Task to carry out :: Report each line of the entries that includes "battery" by copying it.
Exercise data START
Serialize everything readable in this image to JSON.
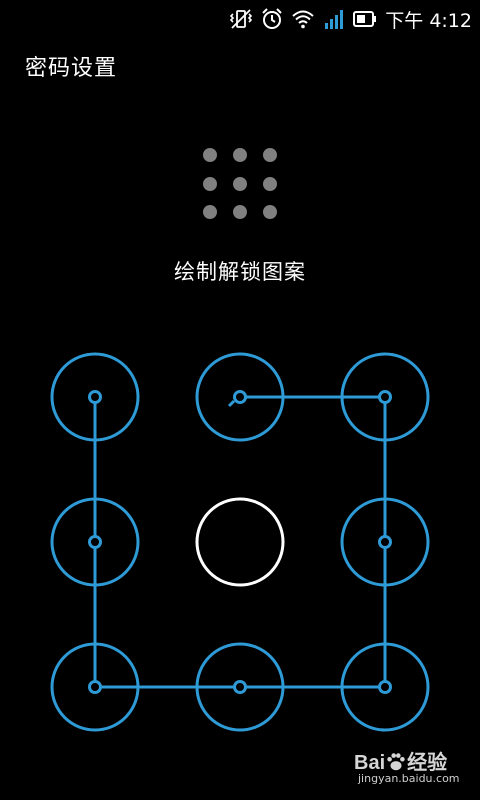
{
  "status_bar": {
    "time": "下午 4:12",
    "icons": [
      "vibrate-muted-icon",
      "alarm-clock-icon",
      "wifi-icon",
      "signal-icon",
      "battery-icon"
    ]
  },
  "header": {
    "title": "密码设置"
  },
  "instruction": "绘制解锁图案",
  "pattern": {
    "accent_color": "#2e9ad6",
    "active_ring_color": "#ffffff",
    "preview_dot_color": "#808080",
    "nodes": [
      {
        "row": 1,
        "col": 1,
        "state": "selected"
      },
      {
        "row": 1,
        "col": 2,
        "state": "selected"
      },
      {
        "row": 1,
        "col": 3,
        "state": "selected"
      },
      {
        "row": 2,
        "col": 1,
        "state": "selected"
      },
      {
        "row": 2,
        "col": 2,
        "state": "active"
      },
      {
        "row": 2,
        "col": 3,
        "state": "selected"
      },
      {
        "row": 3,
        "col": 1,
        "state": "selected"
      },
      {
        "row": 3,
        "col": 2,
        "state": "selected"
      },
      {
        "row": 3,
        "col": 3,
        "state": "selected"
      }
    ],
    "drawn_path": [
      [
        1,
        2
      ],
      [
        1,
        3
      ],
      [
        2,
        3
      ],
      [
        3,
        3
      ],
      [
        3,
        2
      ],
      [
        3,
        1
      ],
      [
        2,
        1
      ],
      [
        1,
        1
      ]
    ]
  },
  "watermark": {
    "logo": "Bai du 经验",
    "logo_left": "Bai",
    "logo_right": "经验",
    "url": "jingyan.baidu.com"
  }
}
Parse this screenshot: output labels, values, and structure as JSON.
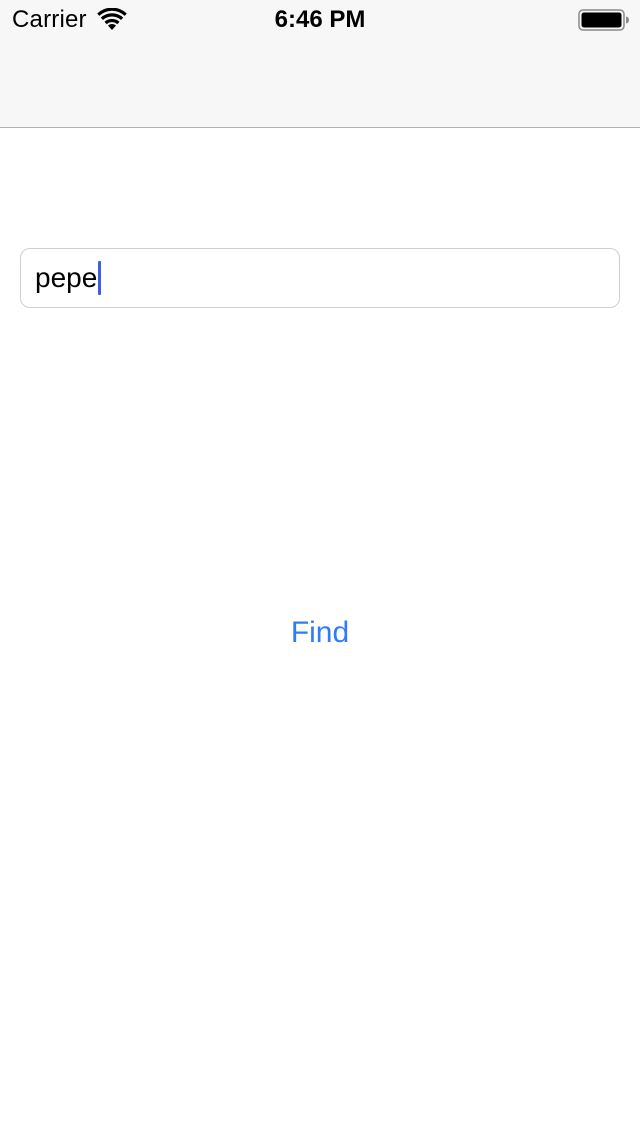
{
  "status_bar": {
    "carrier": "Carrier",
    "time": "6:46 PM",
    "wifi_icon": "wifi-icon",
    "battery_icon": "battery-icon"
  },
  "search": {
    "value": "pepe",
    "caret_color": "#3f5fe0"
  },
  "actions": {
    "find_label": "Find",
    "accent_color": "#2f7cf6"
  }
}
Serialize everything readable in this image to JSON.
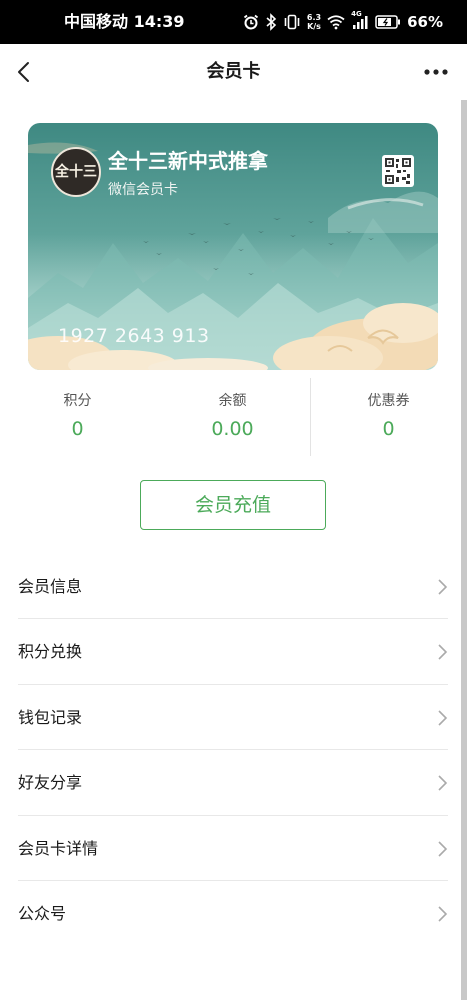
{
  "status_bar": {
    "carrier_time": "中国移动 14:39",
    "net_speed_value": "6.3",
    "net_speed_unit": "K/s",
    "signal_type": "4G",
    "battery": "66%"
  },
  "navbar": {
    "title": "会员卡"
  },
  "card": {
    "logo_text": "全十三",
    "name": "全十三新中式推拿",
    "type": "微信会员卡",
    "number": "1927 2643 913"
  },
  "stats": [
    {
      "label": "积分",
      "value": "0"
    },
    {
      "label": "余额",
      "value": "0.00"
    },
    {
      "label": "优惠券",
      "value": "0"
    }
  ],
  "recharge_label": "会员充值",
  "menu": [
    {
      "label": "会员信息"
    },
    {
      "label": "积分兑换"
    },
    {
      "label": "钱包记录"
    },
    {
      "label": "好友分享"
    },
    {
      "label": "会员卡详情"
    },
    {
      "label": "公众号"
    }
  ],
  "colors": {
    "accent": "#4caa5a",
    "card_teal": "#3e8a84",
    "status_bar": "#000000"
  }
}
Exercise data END
Solution for this problem ::
      "battery-icon"
    "battery_icon": "battery-icon"
    "battery": "66%"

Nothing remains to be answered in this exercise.